If you’d have sat me down ten years ago and asked me what my ideal job would be, I’d probably have described something that didn’t exist. It would have been a strange mixture of conservation, people, Africa and technology – maybe an extra one or two for luck – all spiced up with a touch of positive change and a dash of stubborn determination. The chances of finding something like that were remote, if not impossible. But there’s a saying: “If you can’t predict the future, invent it”. And, it would seem, I have managed to do just that.
Along the way I’ve probably taken the term ‘multidisciplinary’ to a new level, but what do you do when you can’t decide, well, what to do? If you’re passionate about a number of things it seems unfair to be forced to make a choice, so I didn’t. My revised strap line, which came out of an early meeting at Stanford with my old friend, Erik Sundelof, describes quite perfectly what I now do. And it has all the right ingredients – conservation, people, Africa and technology. I was told many-a-time along the way that I should concentrate on one thing, that my message was unclear, but I’m glad I stuck with it.
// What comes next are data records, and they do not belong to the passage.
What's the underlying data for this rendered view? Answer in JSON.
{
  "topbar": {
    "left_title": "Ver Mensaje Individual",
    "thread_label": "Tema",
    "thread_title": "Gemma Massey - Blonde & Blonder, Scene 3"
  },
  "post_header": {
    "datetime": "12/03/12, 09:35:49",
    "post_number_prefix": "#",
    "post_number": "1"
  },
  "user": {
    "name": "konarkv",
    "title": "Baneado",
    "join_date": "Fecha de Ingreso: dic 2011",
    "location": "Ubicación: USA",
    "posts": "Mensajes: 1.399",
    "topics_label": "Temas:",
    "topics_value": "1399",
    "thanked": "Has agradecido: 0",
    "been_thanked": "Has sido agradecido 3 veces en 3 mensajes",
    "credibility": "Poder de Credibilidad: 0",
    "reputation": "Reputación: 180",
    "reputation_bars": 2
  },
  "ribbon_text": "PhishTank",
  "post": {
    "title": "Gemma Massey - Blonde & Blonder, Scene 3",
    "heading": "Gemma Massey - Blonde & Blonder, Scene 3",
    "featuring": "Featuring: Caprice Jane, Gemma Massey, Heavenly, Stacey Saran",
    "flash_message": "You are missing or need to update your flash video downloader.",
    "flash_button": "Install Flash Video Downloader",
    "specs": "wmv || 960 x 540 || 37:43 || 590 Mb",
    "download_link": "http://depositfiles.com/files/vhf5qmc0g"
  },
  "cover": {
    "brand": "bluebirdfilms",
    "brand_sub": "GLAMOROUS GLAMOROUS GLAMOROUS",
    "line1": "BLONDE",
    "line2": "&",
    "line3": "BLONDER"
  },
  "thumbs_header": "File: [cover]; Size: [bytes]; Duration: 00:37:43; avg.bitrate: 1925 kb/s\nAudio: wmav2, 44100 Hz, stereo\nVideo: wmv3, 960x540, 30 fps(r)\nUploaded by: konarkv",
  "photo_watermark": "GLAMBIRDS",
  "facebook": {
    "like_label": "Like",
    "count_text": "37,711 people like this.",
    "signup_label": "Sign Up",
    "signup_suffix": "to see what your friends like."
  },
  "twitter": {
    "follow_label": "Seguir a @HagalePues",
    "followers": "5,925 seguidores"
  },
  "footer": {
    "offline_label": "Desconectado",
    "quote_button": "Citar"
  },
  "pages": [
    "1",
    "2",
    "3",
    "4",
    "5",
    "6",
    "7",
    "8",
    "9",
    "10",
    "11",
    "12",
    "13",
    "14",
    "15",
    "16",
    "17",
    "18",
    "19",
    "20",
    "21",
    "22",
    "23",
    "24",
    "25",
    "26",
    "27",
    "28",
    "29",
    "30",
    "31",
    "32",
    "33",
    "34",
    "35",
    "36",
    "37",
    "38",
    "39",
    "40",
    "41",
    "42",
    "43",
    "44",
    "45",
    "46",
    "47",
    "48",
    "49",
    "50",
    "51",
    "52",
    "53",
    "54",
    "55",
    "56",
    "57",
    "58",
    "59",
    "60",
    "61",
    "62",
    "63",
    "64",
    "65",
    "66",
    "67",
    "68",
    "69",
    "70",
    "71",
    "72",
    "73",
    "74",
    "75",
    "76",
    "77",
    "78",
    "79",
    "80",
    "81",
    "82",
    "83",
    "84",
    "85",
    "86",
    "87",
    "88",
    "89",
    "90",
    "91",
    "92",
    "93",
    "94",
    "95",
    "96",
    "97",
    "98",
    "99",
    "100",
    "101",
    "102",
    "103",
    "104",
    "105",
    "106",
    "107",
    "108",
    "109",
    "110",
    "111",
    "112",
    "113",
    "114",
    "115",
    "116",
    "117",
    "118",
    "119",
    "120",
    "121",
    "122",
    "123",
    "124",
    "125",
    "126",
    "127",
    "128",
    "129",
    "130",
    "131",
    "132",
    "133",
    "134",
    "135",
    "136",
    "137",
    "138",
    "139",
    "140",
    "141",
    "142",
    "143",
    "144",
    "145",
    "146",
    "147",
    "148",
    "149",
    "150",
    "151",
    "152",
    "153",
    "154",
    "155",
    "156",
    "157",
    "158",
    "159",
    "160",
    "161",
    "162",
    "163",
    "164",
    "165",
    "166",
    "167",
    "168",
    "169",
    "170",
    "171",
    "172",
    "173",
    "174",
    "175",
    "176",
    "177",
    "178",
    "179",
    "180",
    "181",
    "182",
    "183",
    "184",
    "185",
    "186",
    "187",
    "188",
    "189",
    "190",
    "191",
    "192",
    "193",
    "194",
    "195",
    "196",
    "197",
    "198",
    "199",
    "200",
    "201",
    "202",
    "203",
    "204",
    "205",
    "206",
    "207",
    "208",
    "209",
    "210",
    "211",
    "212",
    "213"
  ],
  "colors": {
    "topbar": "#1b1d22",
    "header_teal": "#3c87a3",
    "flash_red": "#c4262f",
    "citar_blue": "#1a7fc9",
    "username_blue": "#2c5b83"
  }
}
Eight months have passed since I arrived at Stanford to take up a Fellowship on the Reuters Digital Vision Program. It has been an incredibly positive experience, and interest in my work is at an all-time high. This has come at a time when interest in the interface between people and technology in developing countries – and mobile in particular – is about to hit a steep upward curve. It might sound odd, but I feel like I’ve suddenly woken up in this strange place.
The place I dreamed of all those years ago…